And here’s the list of all the recommended (free and paid) apps mentioned in this guide for various SEO purposes that you can add to your store to improve its SEO:

In addition to these, an important free app you must add is Google Shopping. As hundreds of millions of people come to Google for their shopping needs, the Google Shopping tab is an attractive place for online businesses to list their products.

In the past, the Google Shopping tab consisted only of paid listings, but starting late April 2020, free listings will appear alongside paid ads in relevant search results. In fact, Shopify has partnered up with Google to make it easy for merchants to sync, submit, and optimize their products for these free listings through Shopify’s Google Shopping app.
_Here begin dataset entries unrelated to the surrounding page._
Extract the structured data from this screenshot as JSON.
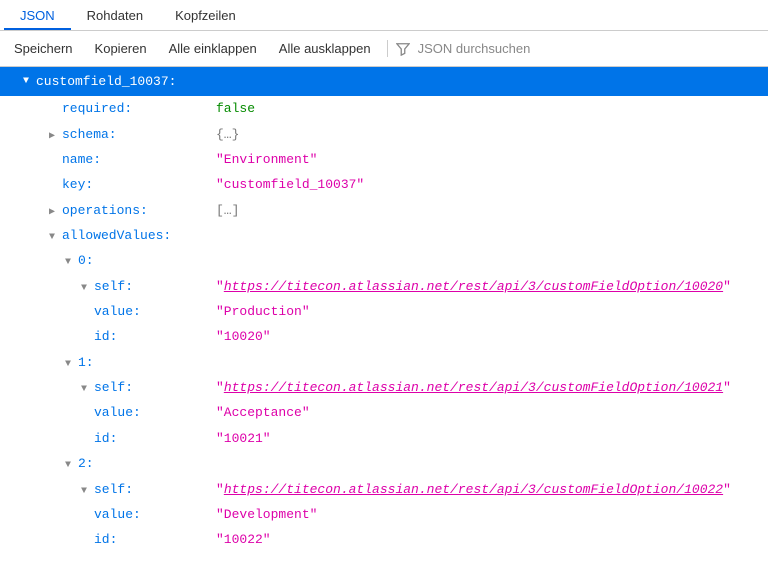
{
  "tabs": {
    "json": "JSON",
    "raw": "Rohdaten",
    "headers": "Kopfzeilen"
  },
  "toolbar": {
    "save": "Speichern",
    "copy": "Kopieren",
    "collapse_all": "Alle einklappen",
    "expand_all": "Alle ausklappen",
    "search_placeholder": "JSON durchsuchen"
  },
  "glyph": {
    "down": "▼",
    "right": "▶",
    "obj_collapsed": "{…}",
    "arr_collapsed": "[…]"
  },
  "root": {
    "key": "customfield_10037:"
  },
  "fields": {
    "required": {
      "k": "required:",
      "v": "false"
    },
    "schema": {
      "k": "schema:"
    },
    "name": {
      "k": "name:",
      "v": "\"Environment\""
    },
    "keyf": {
      "k": "key:",
      "v": "\"customfield_10037\""
    },
    "operations": {
      "k": "operations:"
    },
    "allowed": {
      "k": "allowedValues:"
    }
  },
  "items": [
    {
      "idx": "0:",
      "self_k": "self:",
      "self_v": "https://titecon.atlassian.net/rest/api/3/customFieldOption/10020",
      "value_k": "value:",
      "value_v": "\"Production\"",
      "id_k": "id:",
      "id_v": "\"10020\""
    },
    {
      "idx": "1:",
      "self_k": "self:",
      "self_v": "https://titecon.atlassian.net/rest/api/3/customFieldOption/10021",
      "value_k": "value:",
      "value_v": "\"Acceptance\"",
      "id_k": "id:",
      "id_v": "\"10021\""
    },
    {
      "idx": "2:",
      "self_k": "self:",
      "self_v": "https://titecon.atlassian.net/rest/api/3/customFieldOption/10022",
      "value_k": "value:",
      "value_v": "\"Development\"",
      "id_k": "id:",
      "id_v": "\"10022\""
    }
  ]
}
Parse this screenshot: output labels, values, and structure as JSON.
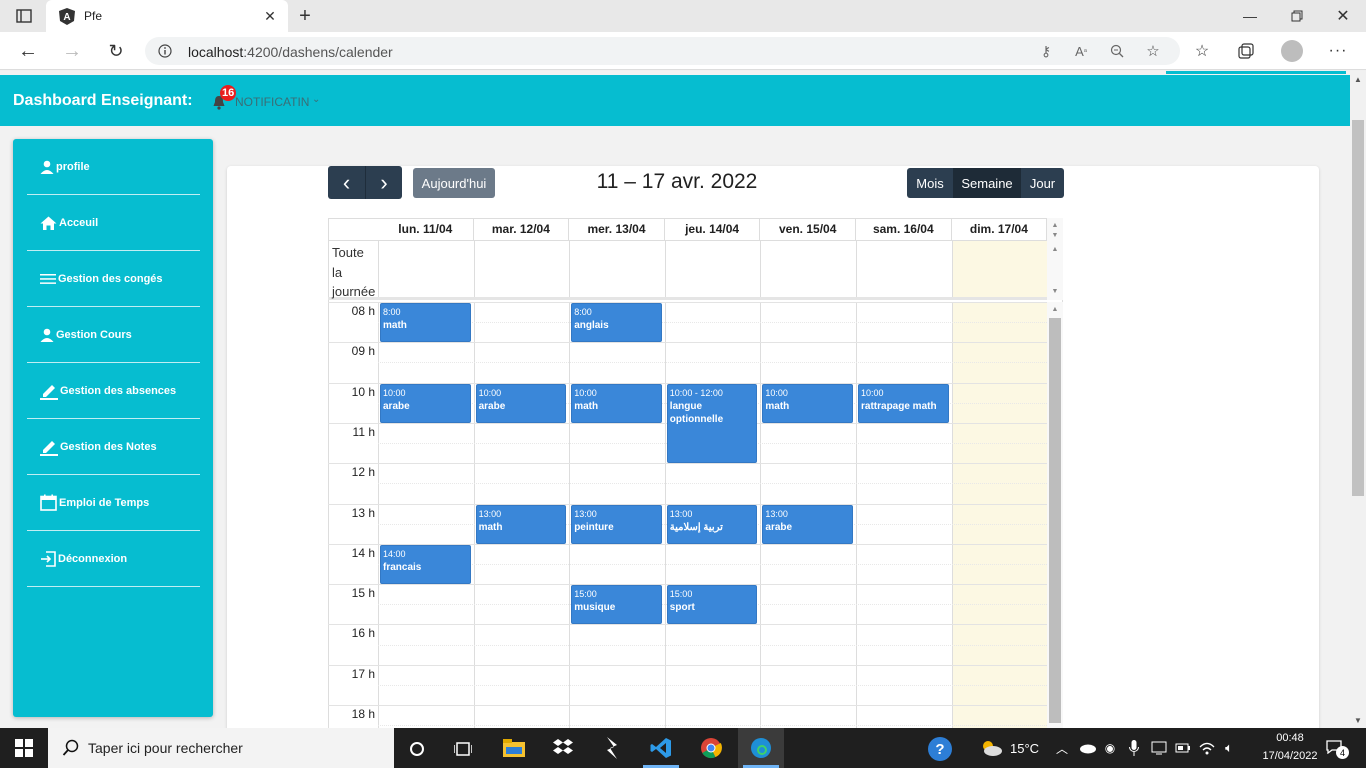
{
  "browser": {
    "tab_title": "Pfe",
    "url_host": "localhost",
    "url_path": ":4200/dashens/calender"
  },
  "topnav": {
    "title": "Dashboard Enseignant:",
    "notif_count": "16",
    "notif_label": "NOTIFICATIN"
  },
  "sidebar": {
    "items": [
      {
        "label": "profile",
        "icon": "person-icon"
      },
      {
        "label": "Acceuil",
        "icon": "home-icon"
      },
      {
        "label": "Gestion des congés",
        "icon": "menu-icon"
      },
      {
        "label": "Gestion Cours",
        "icon": "person-icon"
      },
      {
        "label": "Gestion des absences",
        "icon": "pencil-icon"
      },
      {
        "label": "Gestion des Notes",
        "icon": "pencil-icon"
      },
      {
        "label": "Emploi de Temps",
        "icon": "calendar-icon"
      },
      {
        "label": "Déconnexion",
        "icon": "logout-icon"
      }
    ]
  },
  "calendar": {
    "prev_label": "‹",
    "next_label": "›",
    "today_label": "Aujourd'hui",
    "title": "11 – 17 avr. 2022",
    "views": {
      "month": "Mois",
      "week": "Semaine",
      "day": "Jour"
    },
    "active_view": "week",
    "allday_label": "Toute la journée",
    "days": [
      "lun. 11/04",
      "mar. 12/04",
      "mer. 13/04",
      "jeu. 14/04",
      "ven. 15/04",
      "sam. 16/04",
      "dim. 17/04"
    ],
    "today_index": 6,
    "hours": [
      "08 h",
      "09 h",
      "10 h",
      "11 h",
      "12 h",
      "13 h",
      "14 h",
      "15 h",
      "16 h",
      "17 h",
      "18 h"
    ],
    "events": [
      {
        "day": 0,
        "start": 8,
        "end": 9,
        "time": "8:00",
        "title": "math"
      },
      {
        "day": 2,
        "start": 8,
        "end": 9,
        "time": "8:00",
        "title": "anglais"
      },
      {
        "day": 0,
        "start": 10,
        "end": 11,
        "time": "10:00",
        "title": "arabe"
      },
      {
        "day": 1,
        "start": 10,
        "end": 11,
        "time": "10:00",
        "title": "arabe"
      },
      {
        "day": 2,
        "start": 10,
        "end": 11,
        "time": "10:00",
        "title": "math"
      },
      {
        "day": 3,
        "start": 10,
        "end": 12,
        "time": "10:00 - 12:00",
        "title": "langue optionnelle"
      },
      {
        "day": 4,
        "start": 10,
        "end": 11,
        "time": "10:00",
        "title": "math"
      },
      {
        "day": 5,
        "start": 10,
        "end": 11,
        "time": "10:00",
        "title": "rattrapage math"
      },
      {
        "day": 1,
        "start": 13,
        "end": 14,
        "time": "13:00",
        "title": "math"
      },
      {
        "day": 2,
        "start": 13,
        "end": 14,
        "time": "13:00",
        "title": "peinture"
      },
      {
        "day": 3,
        "start": 13,
        "end": 14,
        "time": "13:00",
        "title": "تربية إسلامية"
      },
      {
        "day": 4,
        "start": 13,
        "end": 14,
        "time": "13:00",
        "title": "arabe"
      },
      {
        "day": 0,
        "start": 14,
        "end": 15,
        "time": "14:00",
        "title": "francais"
      },
      {
        "day": 2,
        "start": 15,
        "end": 16,
        "time": "15:00",
        "title": "musique"
      },
      {
        "day": 3,
        "start": 15,
        "end": 16,
        "time": "15:00",
        "title": "sport"
      }
    ],
    "colors": {
      "event": "#3a87d9",
      "today": "#fcf8e3",
      "nav": "#2c3e50",
      "accent": "#06bdd0"
    }
  },
  "taskbar": {
    "search_placeholder": "Taper ici pour rechercher",
    "weather": "15°C",
    "time": "00:48",
    "date": "17/04/2022",
    "notif_count": "4"
  }
}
So make sure to add this app to try and get your products listed in the Google Shopping tab for free.

Last but not least, it’s important to only add apps that serve some purpose. Of course, you won’t add paid apps to your store that aren’t useful for you, but just because an app is free doesn’t warrant its installation.

That’s because bloating your store with too many apps will slow it down which, in turn, will affect your rankings negatively. Thus, only add apps that are useful for your store.

So, there you have it. Start with the basic on-page optimization techniques, try to be consistent with off-page optimization (building backlinks, earning media mentions, and social proof), and then take things to the next level by using structured data, AMP, CDN, and other advanced techniques.

Remember, building a successful business is a marathon, not a sprint. The same applies to SEO – it’ll take a few months to see notable results, but with consistent effort and some patience, boy will the results be worth it!